→ GOAL OF THE EXERCISE:
Your copy should match the records exactly, except that no pictures appear in it.

------ DATA FOR ANALYSIS

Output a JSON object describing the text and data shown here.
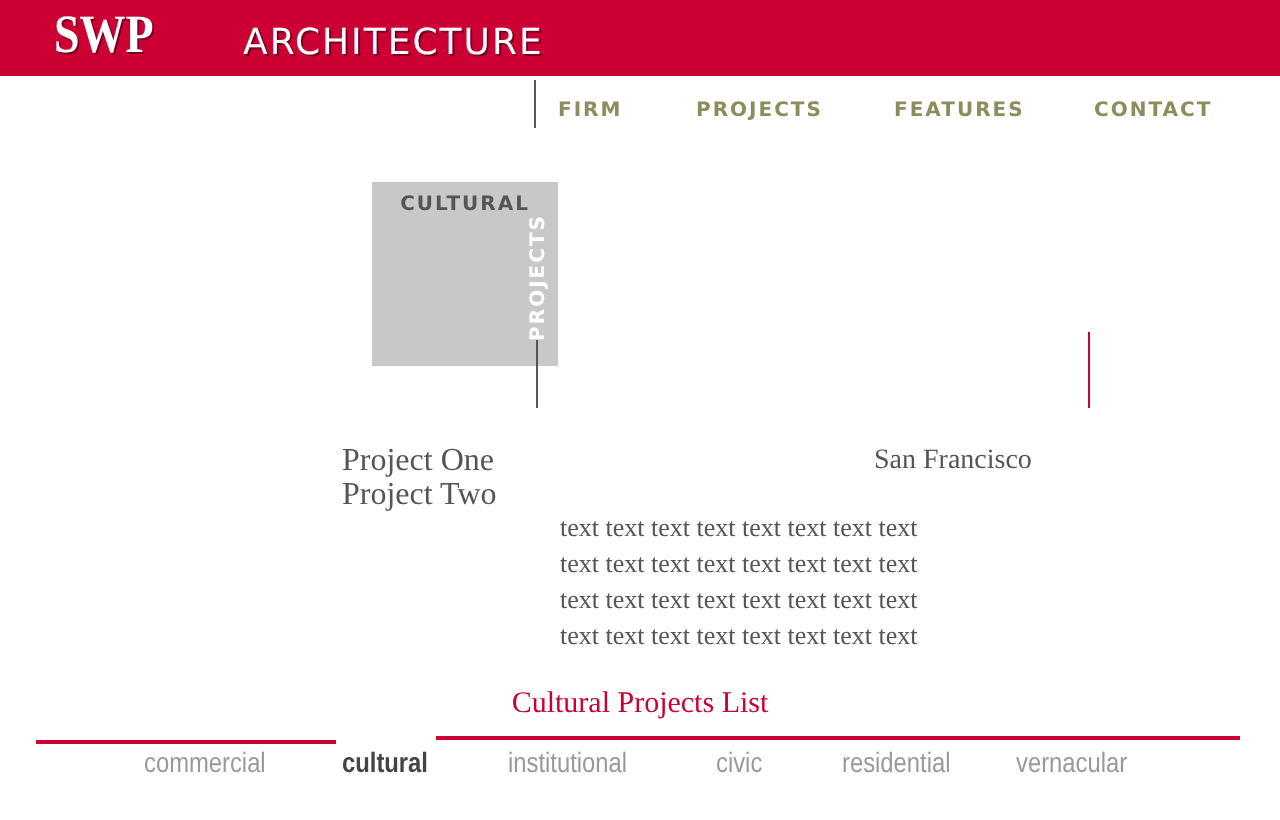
{
  "header": {
    "logo": "SWP",
    "title": "ARCHITECTURE"
  },
  "nav": [
    "FIRM",
    "PROJECTS",
    "FEATURES",
    "CONTACT"
  ],
  "section_box": {
    "title": "CULTURAL",
    "subtitle": "PROJECTS"
  },
  "projects": [
    "Project One",
    "Project Two"
  ],
  "location": "San Francisco",
  "body_lines": [
    "text text text text text text text text",
    "text text text text text text text text",
    "text text text text text text text text",
    "text text text text text text text text"
  ],
  "list_title": "Cultural Projects List",
  "categories": [
    {
      "label": "commercial",
      "selected": false
    },
    {
      "label": "cultural",
      "selected": true
    },
    {
      "label": "institutional",
      "selected": false
    },
    {
      "label": "civic",
      "selected": false
    },
    {
      "label": "residential",
      "selected": false
    },
    {
      "label": "vernacular",
      "selected": false
    }
  ]
}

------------

→ RESULT:
Output a JSON object describing the text and data shown here.
{
  "header": {
    "logo": "SWP",
    "title": "ARCHITECTURE"
  },
  "nav": [
    "FIRM",
    "PROJECTS",
    "FEATURES",
    "CONTACT"
  ],
  "section_box": {
    "title": "CULTURAL",
    "subtitle": "PROJECTS"
  },
  "projects": [
    "Project One",
    "Project Two"
  ],
  "location": "San Francisco",
  "body_lines": [
    "text text text text text text text text",
    "text text text text text text text text",
    "text text text text text text text text",
    "text text text text text text text text"
  ],
  "list_title": "Cultural Projects List",
  "categories": [
    {
      "label": "commercial",
      "selected": false
    },
    {
      "label": "cultural",
      "selected": true
    },
    {
      "label": "institutional",
      "selected": false
    },
    {
      "label": "civic",
      "selected": false
    },
    {
      "label": "residential",
      "selected": false
    },
    {
      "label": "vernacular",
      "selected": false
    }
  ]
}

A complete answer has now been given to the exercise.